So, when Atchley latest research revealed that talking on a cell phone can actually cause drivers to perform better at the end of long trips, he wasn’t quite sure what to make of it.
“I had some trepidation in getting the message out that sometimes it’s OK to talk and drive,” Atchley said. “But, as a scientist you report the data, even if it is something you are not completely comfortable with.”
Atchley, an associate professor of psychology, adds some rather significant caveats to his findings. For starters, people should never talk on a cell phone if they can avoid it. And, the best thing to do when fatigued is to pull the car over and get some rest.
But when stopping isn’t an option, talking on a cell phone at the end of a drive can cause people to be more attentive to what is happening around them.
Atchley’s research - which is being published in next month’s issue of Human Factors: The Journal of the Human Factors and Ergonomics Society - has caused a bit of a controversy.
“It’s a message that people want to hear and a message that people don’t want to hear,” he said.
KU graduate student Mark Chan co-authored the study. The two measured the attention levels of 45 students while they simulated driving on what Atchley called the world’s most boring video game.
For 30 minutes, students drove a car on a straight stretch of highway similar to the mind-numbing drive on Interstate 70 through western Kansas. During that time, they had to stay within the lanes, steer clear of intruding cars, avoid radical maneuvers and remember road signs.
Students who talked on the phone the entire time didn’t perform as safely as others in the group.
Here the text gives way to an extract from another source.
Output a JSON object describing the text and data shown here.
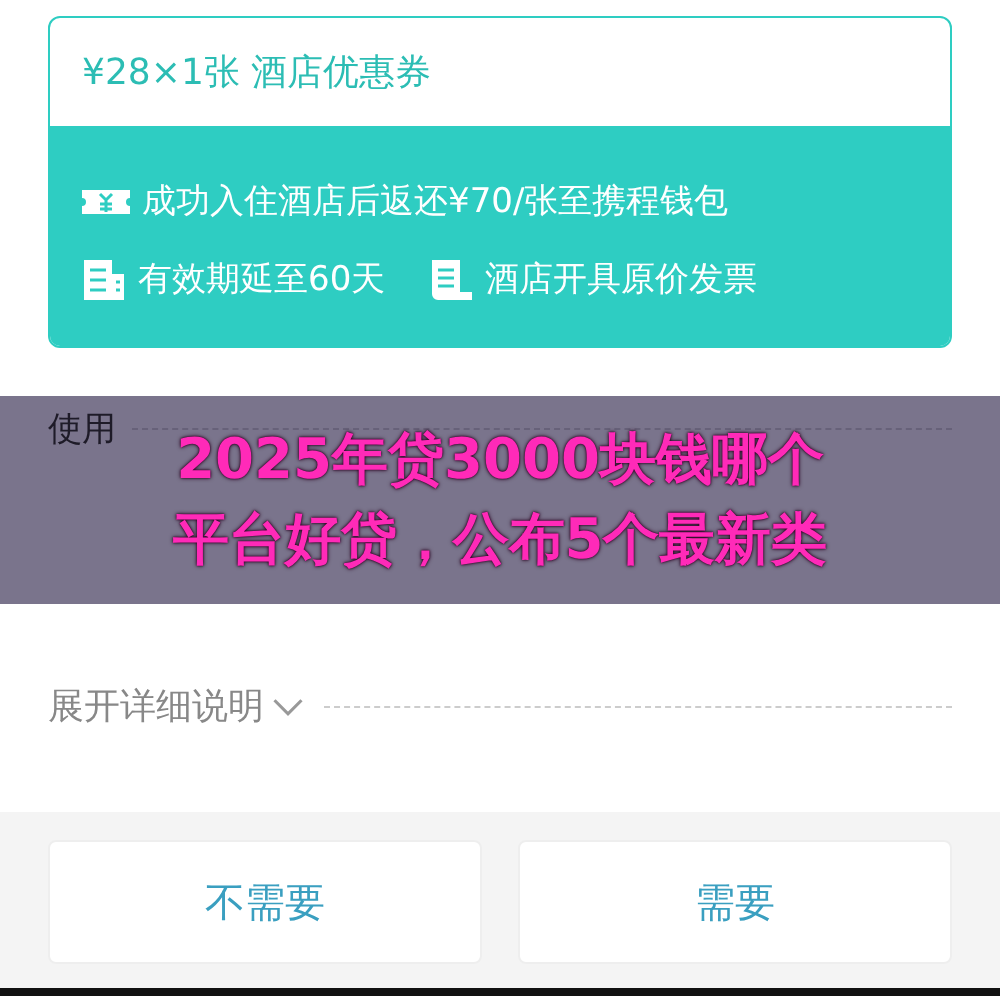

However, students who talked on the phone for the last five minutes of the drive improved their performance level to where they were at the beginning of the exercise.
The students used hands-free headsets to talk and played word games with the other person on the phone.
“The key thing is keeping the mind engaged,” Atchley said.
Tricks such as listening to the radio or a book on tape, aren’t as effective because the brain can quickly tune them out and they don’t require the driver to interact like a phone conversation would.
One side note, Atchley said the NPR radio show “This American Life” has proven to work well because the one-hour broadcast is broken up in several acts and has different narrators. Those changes keep drivers engaged and attentive.
With 62,000 crashes occurring every year because of driver fatigue or failure to sustain attention, Atchley said the research area is an important one.
“On a long drive that is pretty boring, you start to space out, lose attention and it becomes less safe,” he said.